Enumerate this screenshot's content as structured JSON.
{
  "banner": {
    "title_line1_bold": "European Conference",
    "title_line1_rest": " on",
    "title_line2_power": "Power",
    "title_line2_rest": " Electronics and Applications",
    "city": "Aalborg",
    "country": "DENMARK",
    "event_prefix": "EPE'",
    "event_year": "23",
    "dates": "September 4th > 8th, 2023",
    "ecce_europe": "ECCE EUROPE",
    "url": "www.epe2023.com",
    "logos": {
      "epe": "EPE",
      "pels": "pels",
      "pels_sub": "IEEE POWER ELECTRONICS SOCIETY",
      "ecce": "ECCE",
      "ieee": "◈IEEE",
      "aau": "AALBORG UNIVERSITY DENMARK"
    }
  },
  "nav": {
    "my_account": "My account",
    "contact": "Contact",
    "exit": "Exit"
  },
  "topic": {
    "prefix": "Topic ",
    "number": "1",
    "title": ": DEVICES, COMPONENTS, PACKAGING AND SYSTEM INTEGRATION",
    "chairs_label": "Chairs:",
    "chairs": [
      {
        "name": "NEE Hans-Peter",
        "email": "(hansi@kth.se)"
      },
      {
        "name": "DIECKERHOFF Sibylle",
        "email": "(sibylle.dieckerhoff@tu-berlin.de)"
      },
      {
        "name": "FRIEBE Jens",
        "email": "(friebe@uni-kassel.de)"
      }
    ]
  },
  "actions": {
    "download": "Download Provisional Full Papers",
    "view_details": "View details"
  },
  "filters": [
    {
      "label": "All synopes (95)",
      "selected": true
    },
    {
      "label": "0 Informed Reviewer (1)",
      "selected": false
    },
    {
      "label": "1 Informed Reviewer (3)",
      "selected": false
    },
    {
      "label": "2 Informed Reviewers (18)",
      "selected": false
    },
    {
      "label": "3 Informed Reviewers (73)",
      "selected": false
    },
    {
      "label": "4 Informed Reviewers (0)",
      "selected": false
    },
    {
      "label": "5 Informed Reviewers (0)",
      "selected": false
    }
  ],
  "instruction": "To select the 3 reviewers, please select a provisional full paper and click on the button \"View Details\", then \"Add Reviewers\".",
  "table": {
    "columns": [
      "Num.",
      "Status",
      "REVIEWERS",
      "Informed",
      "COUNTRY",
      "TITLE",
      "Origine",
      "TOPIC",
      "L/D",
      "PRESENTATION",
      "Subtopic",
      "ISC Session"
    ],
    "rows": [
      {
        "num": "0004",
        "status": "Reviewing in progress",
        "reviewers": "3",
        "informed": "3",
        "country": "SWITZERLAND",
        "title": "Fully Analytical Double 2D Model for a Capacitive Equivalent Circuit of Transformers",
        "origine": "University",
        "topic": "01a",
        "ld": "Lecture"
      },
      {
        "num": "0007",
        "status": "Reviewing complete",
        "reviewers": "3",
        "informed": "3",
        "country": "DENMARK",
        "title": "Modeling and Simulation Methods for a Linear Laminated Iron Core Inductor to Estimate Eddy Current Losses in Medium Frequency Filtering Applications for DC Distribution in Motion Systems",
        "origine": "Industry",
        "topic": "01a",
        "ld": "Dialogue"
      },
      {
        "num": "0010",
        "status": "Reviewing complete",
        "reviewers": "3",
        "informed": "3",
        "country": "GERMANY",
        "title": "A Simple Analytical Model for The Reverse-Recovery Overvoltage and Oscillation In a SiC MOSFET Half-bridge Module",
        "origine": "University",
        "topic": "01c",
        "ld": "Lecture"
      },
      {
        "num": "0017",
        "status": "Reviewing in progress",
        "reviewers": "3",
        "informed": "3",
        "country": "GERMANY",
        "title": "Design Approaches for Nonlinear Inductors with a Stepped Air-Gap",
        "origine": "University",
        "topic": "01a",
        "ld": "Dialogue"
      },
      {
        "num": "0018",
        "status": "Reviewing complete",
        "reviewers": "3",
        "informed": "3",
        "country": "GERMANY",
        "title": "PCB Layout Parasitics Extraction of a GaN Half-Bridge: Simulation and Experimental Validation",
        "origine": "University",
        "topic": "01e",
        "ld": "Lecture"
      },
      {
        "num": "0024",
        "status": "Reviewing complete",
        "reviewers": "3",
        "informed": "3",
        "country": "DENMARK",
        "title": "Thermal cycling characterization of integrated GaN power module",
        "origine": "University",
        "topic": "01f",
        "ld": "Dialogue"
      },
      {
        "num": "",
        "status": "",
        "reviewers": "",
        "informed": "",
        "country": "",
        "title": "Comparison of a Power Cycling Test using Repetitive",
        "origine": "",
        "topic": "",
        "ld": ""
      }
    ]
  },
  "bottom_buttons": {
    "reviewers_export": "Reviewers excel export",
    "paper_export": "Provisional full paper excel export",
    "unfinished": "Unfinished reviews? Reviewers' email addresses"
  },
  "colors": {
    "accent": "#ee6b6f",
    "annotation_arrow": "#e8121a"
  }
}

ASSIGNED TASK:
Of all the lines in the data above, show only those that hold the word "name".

RESPONSE:
        "name": "NEE Hans-Peter",
        "name": "DIECKERHOFF Sibylle",
        "name": "FRIEBE Jens",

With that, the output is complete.